    http://www.hrsa.gov/vaccinecompensation/statistics_report.htm)

    The decision of whether or not to vaccinate is extremely personal for families, and in some cases religious. Imagine parents who (for whatever reason) do not want their children immunized, but little Jack and Jill come home from school pleading for the chance to win a laptop or iPad.

    Or we could just speak with the families of 89 girls who have died from the Gardasil vaccine. (Reports of Health Concerns Following HPV Vaccination, CDC,
    http://www.cdc.gov/vaccinesafety/vaccines/hpv/gardasil.html)

    Second, there is a panacea of diseases our children are facing in this country, including childhood obesity, diabetes, high cholesterol, and malnutrition (malnutrition being defined as POOR nutrition, not lack of food). A large majority of these diseases are preventable through proper nutrition and exercise. Why not give laptops and iPods to the kids who take their vitamins, eat well, exercise consistently, and get all A’s in P.E.? These habits will serve them not only as schoolchildren but for the remainder of their adult lives. Rewarding these actions can save thousands of lives, not to mention millions of dollars in health care.

    There is no reason our children should be suffering from preventable diseases that have simple, effective, 100% safe ways of being prevented. I am disturbed that a public school system is holding a vaccine competition while school halls are still crowded with soda and candy machines.
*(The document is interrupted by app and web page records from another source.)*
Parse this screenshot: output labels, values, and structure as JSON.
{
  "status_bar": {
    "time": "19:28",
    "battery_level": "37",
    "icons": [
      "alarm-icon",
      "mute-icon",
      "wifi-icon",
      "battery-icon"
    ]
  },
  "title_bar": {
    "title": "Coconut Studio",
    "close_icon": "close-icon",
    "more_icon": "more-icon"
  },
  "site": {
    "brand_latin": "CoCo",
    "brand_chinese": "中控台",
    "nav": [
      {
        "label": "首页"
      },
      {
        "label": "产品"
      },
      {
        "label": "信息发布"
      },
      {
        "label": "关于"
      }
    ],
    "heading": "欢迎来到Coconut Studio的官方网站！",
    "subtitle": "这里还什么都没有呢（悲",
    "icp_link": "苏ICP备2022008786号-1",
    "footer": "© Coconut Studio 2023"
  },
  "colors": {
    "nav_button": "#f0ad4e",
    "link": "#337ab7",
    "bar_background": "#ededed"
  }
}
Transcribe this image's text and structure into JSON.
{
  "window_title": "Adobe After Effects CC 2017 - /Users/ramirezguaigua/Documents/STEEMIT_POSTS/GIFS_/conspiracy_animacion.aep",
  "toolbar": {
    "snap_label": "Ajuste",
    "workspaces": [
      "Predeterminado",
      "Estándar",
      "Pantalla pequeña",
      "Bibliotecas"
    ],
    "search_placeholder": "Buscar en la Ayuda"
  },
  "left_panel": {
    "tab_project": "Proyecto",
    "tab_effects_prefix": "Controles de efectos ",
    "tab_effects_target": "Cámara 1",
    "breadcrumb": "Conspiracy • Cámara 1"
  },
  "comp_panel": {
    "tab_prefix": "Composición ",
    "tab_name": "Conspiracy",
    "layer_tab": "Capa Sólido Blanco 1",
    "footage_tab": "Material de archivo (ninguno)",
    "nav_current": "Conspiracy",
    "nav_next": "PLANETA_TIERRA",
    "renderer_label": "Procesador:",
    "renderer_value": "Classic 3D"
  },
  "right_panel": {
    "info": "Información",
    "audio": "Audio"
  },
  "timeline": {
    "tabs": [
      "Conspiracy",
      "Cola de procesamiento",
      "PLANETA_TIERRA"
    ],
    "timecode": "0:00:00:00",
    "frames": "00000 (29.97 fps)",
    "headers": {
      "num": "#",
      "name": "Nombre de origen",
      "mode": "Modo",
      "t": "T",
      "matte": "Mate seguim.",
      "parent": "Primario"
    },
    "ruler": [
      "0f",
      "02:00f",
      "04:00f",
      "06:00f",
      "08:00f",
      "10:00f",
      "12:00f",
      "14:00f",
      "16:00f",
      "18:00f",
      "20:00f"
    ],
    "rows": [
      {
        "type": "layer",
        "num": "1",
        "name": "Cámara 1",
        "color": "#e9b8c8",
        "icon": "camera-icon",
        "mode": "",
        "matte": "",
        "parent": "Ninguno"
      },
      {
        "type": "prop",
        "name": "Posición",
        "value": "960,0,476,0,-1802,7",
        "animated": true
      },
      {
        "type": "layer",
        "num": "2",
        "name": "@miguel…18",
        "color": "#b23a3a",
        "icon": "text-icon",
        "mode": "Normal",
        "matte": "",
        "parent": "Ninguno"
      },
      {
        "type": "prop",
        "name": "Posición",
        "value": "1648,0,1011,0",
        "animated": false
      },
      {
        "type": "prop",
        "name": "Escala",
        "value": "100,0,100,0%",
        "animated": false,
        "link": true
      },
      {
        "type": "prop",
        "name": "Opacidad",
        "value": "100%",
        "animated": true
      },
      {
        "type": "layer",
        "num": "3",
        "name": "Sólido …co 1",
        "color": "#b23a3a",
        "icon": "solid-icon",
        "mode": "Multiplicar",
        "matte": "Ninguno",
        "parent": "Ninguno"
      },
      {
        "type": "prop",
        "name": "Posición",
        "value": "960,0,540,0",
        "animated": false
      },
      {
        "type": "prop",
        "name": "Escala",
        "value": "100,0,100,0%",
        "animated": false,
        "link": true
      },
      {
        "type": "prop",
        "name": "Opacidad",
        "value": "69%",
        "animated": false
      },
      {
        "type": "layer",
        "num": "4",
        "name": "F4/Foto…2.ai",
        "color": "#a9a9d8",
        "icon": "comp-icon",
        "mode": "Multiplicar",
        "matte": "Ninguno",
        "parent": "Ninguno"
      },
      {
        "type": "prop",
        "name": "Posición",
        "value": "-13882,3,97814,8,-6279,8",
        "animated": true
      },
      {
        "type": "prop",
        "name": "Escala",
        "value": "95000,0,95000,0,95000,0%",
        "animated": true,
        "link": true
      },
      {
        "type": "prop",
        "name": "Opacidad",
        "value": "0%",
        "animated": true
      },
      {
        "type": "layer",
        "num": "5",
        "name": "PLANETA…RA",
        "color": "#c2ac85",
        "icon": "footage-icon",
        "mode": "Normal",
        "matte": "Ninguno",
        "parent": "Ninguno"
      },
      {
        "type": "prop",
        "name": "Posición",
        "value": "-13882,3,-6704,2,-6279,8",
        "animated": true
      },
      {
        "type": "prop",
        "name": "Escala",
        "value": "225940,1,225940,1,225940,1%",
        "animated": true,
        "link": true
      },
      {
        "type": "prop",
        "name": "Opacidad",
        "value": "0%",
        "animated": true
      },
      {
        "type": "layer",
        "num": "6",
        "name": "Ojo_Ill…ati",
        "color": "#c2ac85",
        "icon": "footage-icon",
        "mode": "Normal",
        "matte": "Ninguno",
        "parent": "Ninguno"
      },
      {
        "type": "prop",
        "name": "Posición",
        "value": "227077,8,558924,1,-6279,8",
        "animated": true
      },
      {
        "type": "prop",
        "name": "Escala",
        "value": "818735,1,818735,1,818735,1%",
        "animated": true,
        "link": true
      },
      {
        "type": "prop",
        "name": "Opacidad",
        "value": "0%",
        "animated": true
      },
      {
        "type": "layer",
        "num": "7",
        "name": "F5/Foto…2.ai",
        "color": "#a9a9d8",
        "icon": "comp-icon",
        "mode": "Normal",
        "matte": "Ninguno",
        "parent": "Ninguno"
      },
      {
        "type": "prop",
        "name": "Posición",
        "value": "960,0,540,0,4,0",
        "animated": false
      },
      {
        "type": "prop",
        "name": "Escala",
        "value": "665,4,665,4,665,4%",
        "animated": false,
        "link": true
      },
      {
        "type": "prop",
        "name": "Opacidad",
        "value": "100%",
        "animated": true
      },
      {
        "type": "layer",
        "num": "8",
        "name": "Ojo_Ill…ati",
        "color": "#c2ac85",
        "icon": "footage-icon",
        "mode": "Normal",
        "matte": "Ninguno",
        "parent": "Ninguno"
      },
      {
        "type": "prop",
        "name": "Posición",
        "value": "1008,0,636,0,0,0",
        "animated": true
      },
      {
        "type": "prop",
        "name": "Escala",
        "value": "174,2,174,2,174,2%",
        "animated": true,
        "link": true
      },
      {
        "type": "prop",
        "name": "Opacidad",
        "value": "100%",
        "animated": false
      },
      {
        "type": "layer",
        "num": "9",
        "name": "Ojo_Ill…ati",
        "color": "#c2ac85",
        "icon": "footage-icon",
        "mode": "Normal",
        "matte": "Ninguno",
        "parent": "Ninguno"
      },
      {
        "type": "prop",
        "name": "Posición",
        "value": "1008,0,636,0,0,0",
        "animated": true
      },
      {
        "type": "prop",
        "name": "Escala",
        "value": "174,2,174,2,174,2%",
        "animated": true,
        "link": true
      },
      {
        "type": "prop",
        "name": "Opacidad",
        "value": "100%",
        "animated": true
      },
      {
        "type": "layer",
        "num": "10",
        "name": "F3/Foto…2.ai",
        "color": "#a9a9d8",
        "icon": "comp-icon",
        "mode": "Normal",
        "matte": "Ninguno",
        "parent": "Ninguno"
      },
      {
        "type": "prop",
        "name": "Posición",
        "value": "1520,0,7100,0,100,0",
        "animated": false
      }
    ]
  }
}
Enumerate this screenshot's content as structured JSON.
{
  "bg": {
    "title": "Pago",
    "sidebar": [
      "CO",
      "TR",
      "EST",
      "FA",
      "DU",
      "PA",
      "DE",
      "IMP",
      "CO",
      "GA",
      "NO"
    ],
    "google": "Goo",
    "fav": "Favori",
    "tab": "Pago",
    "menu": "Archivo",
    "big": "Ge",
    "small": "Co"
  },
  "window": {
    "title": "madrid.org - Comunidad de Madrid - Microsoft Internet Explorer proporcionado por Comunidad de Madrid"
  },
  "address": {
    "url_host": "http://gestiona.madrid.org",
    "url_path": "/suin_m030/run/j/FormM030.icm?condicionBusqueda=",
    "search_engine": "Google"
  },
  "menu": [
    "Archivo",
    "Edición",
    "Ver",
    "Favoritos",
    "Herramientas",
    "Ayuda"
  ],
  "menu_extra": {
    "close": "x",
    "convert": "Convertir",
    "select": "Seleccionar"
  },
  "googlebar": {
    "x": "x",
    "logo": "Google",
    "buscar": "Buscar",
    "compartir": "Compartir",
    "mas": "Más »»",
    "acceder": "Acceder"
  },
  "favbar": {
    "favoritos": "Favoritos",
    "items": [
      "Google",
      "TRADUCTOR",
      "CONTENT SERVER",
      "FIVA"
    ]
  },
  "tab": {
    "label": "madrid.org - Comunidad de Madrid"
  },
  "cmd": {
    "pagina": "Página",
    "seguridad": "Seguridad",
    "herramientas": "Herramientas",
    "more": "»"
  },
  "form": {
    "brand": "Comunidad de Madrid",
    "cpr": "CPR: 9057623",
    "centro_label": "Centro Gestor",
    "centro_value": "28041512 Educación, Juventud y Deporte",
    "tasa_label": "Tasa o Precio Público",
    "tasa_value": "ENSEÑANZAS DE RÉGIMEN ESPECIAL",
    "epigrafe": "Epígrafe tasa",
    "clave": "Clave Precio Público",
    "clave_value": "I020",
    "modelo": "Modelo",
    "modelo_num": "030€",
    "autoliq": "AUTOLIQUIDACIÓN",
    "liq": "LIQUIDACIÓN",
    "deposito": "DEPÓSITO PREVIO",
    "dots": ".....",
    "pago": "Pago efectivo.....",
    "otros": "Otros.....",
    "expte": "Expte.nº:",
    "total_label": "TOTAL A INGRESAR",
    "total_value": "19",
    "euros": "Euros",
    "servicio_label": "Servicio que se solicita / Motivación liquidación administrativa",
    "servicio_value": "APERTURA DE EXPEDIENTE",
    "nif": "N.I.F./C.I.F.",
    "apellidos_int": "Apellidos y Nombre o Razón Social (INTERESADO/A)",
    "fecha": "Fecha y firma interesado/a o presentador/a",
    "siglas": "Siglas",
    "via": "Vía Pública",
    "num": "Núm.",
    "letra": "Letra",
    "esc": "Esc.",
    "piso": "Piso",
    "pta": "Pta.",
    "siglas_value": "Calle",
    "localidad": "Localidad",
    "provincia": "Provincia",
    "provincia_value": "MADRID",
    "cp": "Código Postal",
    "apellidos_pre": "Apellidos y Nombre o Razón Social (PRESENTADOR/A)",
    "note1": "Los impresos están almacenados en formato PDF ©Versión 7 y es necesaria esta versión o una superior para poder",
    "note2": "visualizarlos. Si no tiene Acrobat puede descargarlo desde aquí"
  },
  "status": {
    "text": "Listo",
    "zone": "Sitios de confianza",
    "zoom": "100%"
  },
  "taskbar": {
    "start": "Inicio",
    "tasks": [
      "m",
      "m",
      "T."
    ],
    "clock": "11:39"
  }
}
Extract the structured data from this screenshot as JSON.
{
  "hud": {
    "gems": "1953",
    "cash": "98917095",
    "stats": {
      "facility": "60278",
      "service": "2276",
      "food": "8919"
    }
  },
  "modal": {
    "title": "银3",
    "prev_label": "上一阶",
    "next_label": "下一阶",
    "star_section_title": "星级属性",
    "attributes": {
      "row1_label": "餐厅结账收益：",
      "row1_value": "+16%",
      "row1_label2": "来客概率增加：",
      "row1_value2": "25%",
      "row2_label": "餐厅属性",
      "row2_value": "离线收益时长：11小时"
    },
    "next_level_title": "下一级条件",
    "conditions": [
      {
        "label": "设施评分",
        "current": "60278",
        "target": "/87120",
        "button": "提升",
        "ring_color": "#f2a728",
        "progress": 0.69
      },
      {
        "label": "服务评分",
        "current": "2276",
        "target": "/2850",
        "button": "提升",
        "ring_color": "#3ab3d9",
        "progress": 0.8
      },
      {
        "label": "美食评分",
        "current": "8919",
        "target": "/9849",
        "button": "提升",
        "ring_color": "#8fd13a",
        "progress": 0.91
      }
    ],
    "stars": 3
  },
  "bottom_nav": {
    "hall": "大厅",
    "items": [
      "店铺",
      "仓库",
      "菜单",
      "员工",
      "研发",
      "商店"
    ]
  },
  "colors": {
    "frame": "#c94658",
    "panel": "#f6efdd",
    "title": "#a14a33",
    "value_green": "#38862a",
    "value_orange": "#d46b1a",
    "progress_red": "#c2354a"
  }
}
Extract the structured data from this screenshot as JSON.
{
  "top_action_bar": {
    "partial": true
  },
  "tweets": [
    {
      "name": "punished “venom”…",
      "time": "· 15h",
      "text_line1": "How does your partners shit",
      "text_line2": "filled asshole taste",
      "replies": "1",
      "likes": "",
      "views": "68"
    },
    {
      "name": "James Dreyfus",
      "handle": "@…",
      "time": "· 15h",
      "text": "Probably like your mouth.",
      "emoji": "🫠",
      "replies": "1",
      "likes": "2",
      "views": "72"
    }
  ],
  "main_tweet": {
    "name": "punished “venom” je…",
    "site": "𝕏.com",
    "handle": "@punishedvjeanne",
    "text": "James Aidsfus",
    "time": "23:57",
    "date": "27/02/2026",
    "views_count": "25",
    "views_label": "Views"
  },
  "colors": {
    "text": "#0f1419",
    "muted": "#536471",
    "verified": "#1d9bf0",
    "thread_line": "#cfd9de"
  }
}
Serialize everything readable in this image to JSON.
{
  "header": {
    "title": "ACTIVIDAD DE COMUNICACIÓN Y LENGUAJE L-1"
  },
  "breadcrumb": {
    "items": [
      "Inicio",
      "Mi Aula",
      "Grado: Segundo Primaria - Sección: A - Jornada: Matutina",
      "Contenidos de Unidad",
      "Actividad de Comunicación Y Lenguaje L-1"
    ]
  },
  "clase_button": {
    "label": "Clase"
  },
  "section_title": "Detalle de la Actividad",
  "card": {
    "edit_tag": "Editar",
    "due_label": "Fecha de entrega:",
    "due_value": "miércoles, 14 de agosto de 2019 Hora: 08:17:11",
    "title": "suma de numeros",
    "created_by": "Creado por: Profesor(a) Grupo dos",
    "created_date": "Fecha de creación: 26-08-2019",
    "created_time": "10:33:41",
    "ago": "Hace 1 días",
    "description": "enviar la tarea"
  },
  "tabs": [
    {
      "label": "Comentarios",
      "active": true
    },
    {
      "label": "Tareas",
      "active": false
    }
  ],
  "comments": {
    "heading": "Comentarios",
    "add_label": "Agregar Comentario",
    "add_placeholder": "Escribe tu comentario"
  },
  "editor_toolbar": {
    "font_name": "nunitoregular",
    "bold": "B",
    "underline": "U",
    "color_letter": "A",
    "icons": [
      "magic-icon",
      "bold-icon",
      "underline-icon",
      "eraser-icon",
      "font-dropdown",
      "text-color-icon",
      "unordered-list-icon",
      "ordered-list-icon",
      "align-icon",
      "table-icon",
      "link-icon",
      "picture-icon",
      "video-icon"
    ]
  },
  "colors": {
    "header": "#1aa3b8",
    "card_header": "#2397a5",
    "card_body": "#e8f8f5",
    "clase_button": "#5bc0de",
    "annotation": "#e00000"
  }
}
    Sincerely,
    Mary Baird
    Certified Personal Trainer

  4. Melody Butler

    I recently became aware of the Chapel Hill/Carrboro Schools Vaccine Contest that endorsed by the school nurses and health department. As a pediatric nurse from New York, I applaud you for your efforts to promote and advocate the importance and necessity for immunizations. Please do not let efforts from anti-vaccinators and extremists deter you from your mission of encouraging vaccines and saving lives. Good luck to your contest and I hope many families take part!